Oslo’s Urban Agricultural Oasis

In between highways, industrial areas and high-rise buildings, on land that once was an empty uncultivated lot we now find a blooming oasis of urban agriculture. This is Losæter, Oslo’s edible park.

For decades, no one thought that the ground beneath Losæter could be cultivated land. But in 2011, the process of making this little area between a highway and an industrial dock into vibrant cropland started. Behind the process was Futurefarmers, an artist collective passionate about our nature. It all sprung out from the idea of making a public ecological bakery where people could learn about ecological baking. But to bake you need crops, to harvest crops you need soil, and to take care of the soil you need people. So the idea evolved into making Losæter a public space where the whole process from seed to bread was done in one place.

The Diverse Soil

In 2015, soil from 50 ecological farms around the country was donated to make the idea into reality. The soil was spread across the area to symbolize the diversity in Norwegian agriculture. Now, five years later Losæter is a symbol of what an idea combined with passion and hard work can result in. Here, what was a pile of gravel they now grow vegetables, fruits, herbs and berries, as well as keep bees and insects for food.

The name Losæter is a combination between the name of the area, Loelva and the Norwegian word Sæter/Seter, the pastures Norwegian sheep and goats roam during the summer. Losæter is a place where the people of Oslo may visit during the summer to escape everyday life, making it a sæter for people. 

Where Everyone’s Welcome

Losæter is a place for everyone. It is free and anyone may come to have a look in the park and join in on the process for harvesting food from the soil of Urban Oslo. Losæter has weekly visits by groups ranging from kindergartens to nursing homes. Here, the passionate “city farmers” educate groups and people about where our food originates and how we can use organic produce in food.

From the heights of Losæter, you see Barcode, Oslo’s economical hub.

A Passion for Education

One of the three full-time employees at Losæter is Emilie Sandell. She is a biologist that just finished a masters degree in Plant Sciences and works as a “city farmer”, maintaining the farm and educating visitors about the area and works. She has a passion for educating about food and produce and is in love with Losæter and what it is.

“I want to tell people about the origins of our food, and teach people to appreciate the work that goes into producing our food. I see that there is a lack of knowledge, but at the same time an increasing interest in the field. So I want to raise awareness about our nature and natural resources.”

Emilie Sandell

Want to read more about the nature of the Norwegian capital?
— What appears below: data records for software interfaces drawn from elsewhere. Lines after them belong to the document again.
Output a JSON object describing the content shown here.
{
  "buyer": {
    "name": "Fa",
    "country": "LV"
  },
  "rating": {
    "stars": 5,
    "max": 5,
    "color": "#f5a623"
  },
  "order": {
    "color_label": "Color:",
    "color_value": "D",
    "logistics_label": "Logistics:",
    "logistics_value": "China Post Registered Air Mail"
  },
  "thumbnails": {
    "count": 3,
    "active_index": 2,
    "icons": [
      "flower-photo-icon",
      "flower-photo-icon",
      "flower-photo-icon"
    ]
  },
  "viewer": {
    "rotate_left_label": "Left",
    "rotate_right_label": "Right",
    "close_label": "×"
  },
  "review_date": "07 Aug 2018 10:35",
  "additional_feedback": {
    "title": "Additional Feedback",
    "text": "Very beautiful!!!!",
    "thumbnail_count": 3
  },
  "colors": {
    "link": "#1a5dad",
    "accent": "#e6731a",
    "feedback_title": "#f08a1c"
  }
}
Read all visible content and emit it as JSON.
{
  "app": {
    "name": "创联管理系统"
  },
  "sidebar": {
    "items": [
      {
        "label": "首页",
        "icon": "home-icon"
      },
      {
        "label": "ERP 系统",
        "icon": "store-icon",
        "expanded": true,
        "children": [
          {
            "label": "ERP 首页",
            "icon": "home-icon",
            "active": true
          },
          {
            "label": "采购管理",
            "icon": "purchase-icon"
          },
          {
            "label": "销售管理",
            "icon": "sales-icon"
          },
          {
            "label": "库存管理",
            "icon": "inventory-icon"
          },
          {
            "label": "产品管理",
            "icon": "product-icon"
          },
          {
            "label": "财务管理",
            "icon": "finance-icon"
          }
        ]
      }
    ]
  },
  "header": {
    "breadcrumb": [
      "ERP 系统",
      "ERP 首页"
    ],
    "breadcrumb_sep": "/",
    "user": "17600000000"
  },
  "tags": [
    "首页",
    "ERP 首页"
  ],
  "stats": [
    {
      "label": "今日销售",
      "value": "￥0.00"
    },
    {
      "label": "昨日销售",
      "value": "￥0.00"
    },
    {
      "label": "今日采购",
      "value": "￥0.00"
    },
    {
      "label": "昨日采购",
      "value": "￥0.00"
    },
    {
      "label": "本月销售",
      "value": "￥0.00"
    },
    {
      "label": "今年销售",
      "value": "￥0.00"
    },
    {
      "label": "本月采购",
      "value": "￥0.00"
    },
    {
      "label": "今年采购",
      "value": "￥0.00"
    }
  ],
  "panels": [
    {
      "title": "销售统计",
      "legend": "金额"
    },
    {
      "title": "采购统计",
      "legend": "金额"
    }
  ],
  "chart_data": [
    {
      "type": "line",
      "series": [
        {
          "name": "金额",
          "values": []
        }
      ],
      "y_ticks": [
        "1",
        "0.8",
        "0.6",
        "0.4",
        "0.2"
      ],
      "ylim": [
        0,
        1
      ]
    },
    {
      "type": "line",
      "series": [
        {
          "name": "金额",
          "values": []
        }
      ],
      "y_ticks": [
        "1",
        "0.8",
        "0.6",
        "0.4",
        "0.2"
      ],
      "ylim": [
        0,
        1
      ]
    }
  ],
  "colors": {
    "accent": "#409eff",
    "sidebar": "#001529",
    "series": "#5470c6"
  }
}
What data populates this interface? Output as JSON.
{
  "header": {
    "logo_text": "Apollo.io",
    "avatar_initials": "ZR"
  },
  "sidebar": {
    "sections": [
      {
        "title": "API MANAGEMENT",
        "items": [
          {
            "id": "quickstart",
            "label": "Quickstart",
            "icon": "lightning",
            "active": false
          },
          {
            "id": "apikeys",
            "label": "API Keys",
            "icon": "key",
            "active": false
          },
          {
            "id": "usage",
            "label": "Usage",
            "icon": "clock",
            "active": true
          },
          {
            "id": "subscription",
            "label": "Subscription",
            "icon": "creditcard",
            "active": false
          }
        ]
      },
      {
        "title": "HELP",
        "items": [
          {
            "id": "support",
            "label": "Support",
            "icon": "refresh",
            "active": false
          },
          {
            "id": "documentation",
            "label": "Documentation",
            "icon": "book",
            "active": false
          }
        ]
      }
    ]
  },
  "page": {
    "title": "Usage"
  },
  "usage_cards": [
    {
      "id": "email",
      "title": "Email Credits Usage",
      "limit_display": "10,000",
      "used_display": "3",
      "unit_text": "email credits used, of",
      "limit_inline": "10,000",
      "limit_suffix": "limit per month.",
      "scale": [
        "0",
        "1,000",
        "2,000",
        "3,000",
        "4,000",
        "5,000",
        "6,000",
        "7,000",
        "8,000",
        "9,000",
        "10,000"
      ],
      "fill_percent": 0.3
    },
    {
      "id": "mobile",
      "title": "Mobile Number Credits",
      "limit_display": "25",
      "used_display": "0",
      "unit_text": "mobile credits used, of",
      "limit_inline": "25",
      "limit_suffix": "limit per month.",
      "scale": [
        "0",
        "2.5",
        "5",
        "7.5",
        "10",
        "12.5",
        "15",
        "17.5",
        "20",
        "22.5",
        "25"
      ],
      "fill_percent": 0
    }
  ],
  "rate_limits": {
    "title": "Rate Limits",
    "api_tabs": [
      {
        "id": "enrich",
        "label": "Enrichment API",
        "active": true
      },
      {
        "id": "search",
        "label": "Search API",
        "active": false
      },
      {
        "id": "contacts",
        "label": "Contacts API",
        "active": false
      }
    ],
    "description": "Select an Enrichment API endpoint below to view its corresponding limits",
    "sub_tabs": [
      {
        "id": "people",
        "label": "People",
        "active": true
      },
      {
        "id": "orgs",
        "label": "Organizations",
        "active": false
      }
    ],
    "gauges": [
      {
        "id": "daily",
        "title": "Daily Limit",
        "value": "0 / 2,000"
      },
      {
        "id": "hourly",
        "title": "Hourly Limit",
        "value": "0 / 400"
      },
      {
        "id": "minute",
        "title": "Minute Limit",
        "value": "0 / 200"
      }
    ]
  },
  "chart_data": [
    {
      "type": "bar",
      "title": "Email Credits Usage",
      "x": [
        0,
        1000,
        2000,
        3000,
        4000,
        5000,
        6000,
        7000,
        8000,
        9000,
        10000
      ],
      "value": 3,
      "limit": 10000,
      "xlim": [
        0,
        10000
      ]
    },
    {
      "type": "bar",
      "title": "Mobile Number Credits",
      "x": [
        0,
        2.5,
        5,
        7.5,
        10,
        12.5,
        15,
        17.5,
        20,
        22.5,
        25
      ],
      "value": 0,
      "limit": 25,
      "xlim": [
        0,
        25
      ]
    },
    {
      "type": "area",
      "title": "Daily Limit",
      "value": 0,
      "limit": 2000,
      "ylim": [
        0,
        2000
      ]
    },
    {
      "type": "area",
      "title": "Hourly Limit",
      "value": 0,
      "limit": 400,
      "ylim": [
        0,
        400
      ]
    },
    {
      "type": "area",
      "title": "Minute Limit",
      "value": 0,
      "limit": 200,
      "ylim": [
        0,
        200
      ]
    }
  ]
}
Then we suggest reading our story, Exploring the Oslo wilderness. Here at Nuet, we publish weekly blog posts about everything Scandinavian. Read more at nuetaquavit.com/stories and follow our Instagram @nuetaquavit to get instant updates on new posts.